Hachette Audio, 2012
Review by Christian Perring on Oct 23rd 2012

Ninety Days

Ninety Days is a follow up to Clegg's story of his descent into drug use and his final entry into drug rehabilitation.  He moves back to Manhattan and struggles to maintain 90 days of sobriety with the help of friends and Alcoholics Anonymous.  It really is a struggle, and Clegg goes through many relapses in the process.  Not only that, but his friends also have similar problems, and this causes him extra stress and places him at greater risk. 

Clegg used to earn a lot of money in the media industry, and he used to have a boyfriend.  He led an expensive wasteful life but he made a lot of money.  Now he has far less income, and this is one reason why he finds it difficult to do drugs any more: he just can't afford it.  Yet he does occasionally find a way to get the money and this causes more problems when it was meant to be used to pay the rent or for other debts.  Yet in some ways Clegg's life is still privileged; he has wealthy friends and while his family was very dysfunctional, they are also there for him in some ways.  It is striking how he distinguishes himself from the rich kids. 
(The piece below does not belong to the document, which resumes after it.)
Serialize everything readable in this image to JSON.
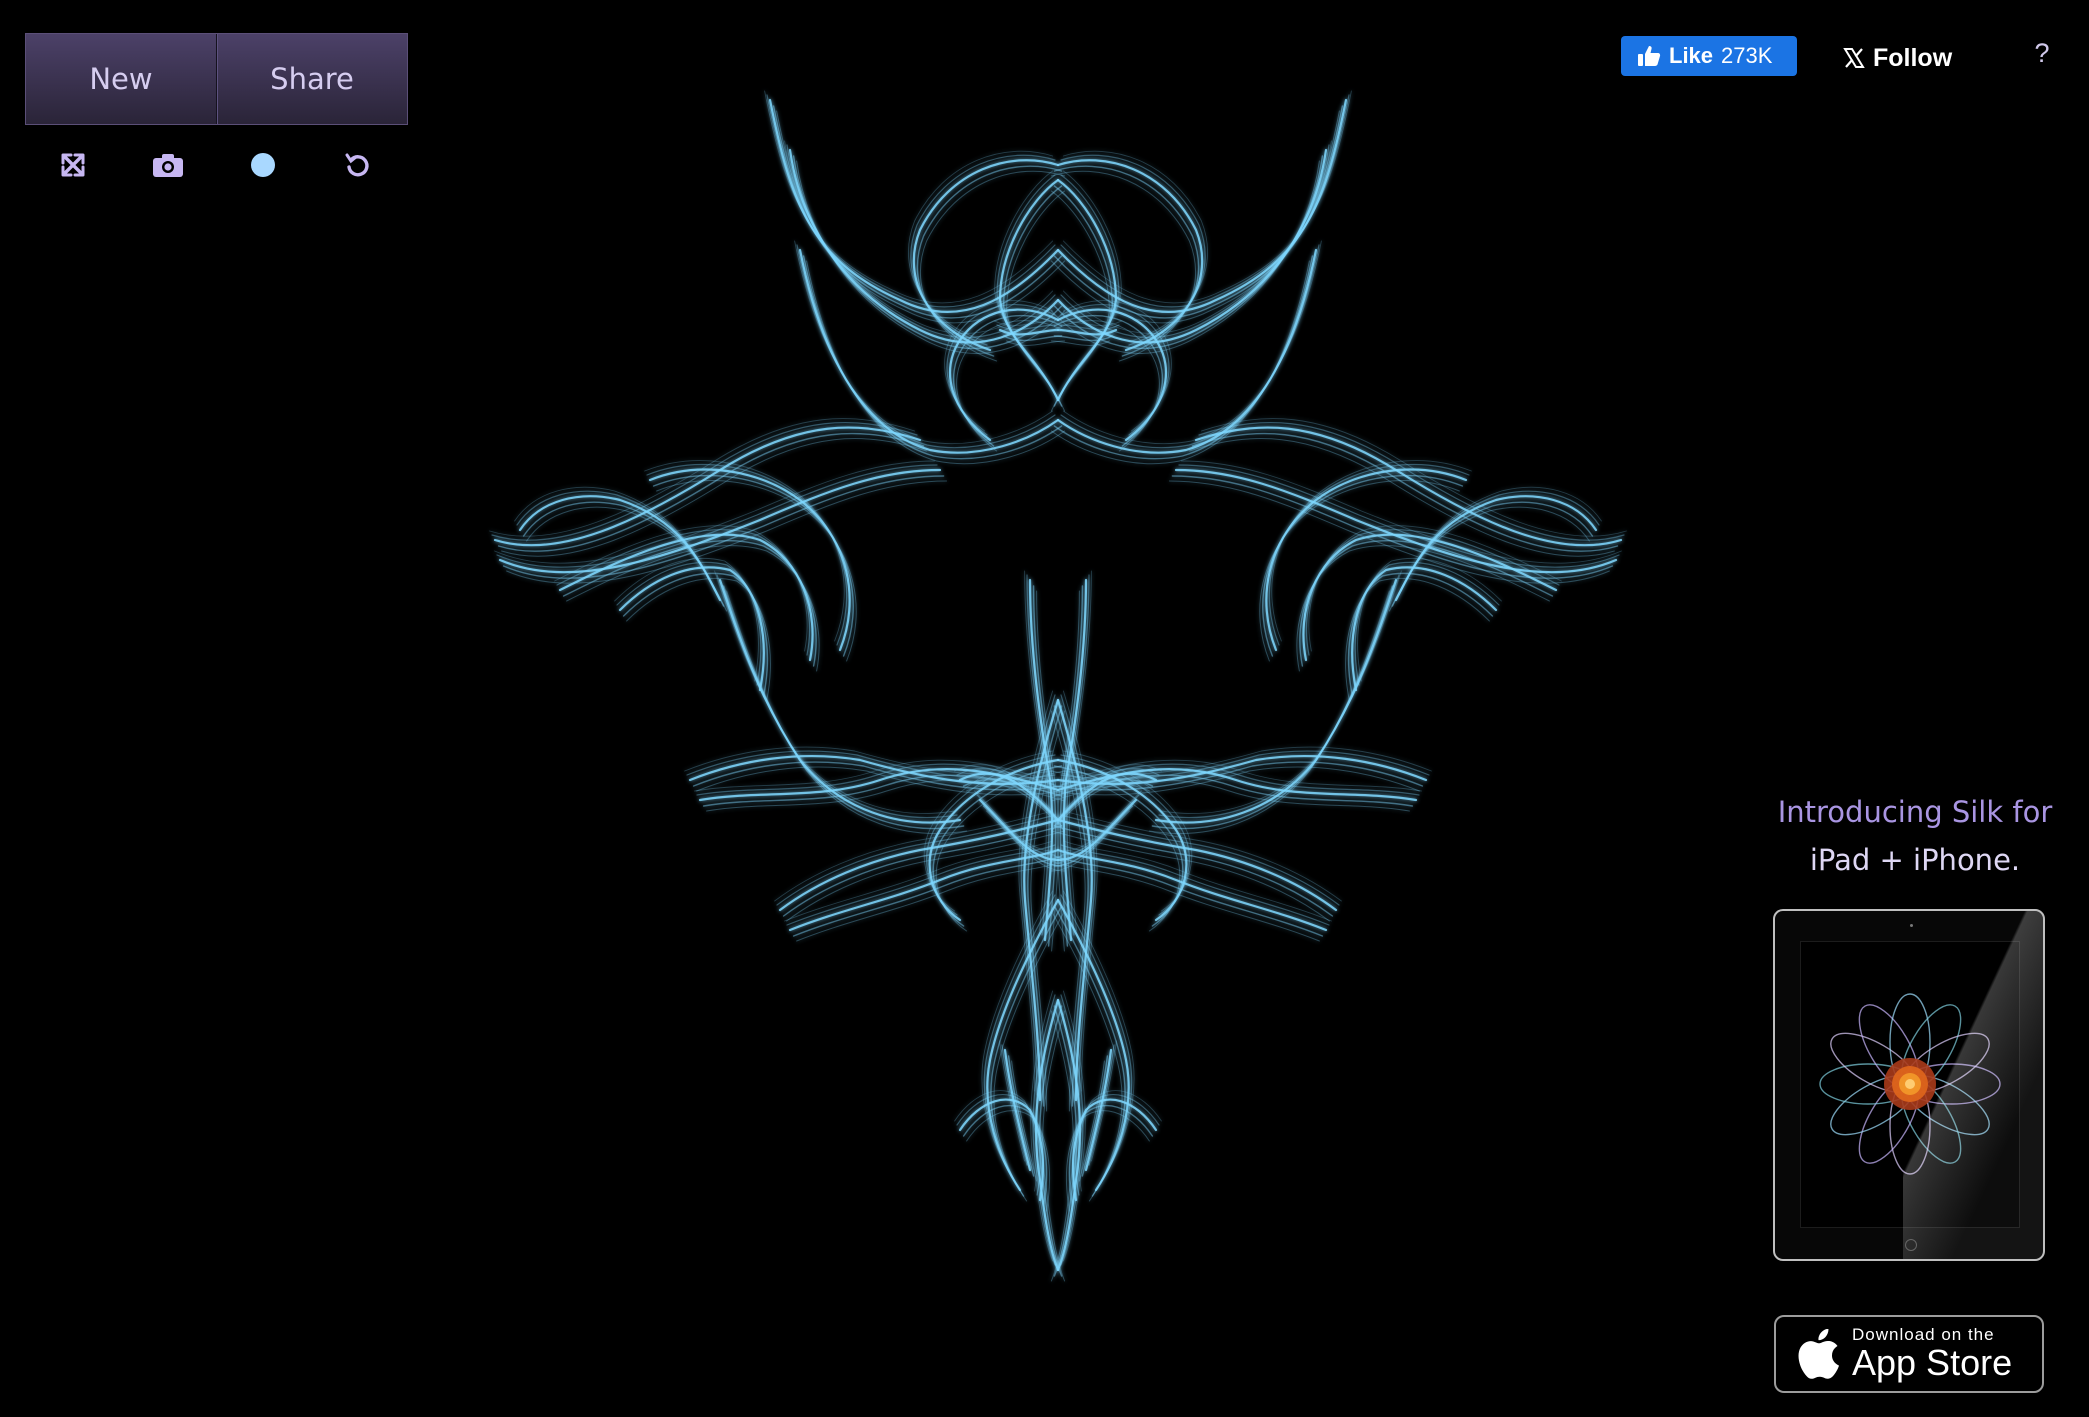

This memoir is likely to provoke strong emotions as the story moves along.  Those emotions are likely to vary depending on the reader's own experience.  Some will feel great empathy for his pain and how difficult it is for him to overcome his self-defeating behavior, and glad for him that he gets comradeship and companionship in his AA meetings.  Others are likely to feel intense anger and frustration each time he relapses, hurting himself and putting others at risk too.  Memoirs of these kinds of journeys are quite possibly a record of a disease, but they are also profoundly moral, telling of both concern for others, guilt, and an occasional callous readiness to completely forget about the effects on others.  It's this last part that is especially hard to listen to, and it creates a tension in working out how to react, and how much anger to feel on behalf of those that Clegg lets down. 

This memoir is good at giving a vivid sense of what it is like to keep on going to AA and how it might be useful in overcoming a drug or alcohol problem.  The unabridged audiobook is performed by Clegg himself, and this adds to the emotional weight of the listening experience.  Clegg is a good reader, with clear diction, a consistent tone, and a wide emotional range. 


© 2012 Christian Perring        


Christian Perring, Professor of Philosophy, Dowling College, New York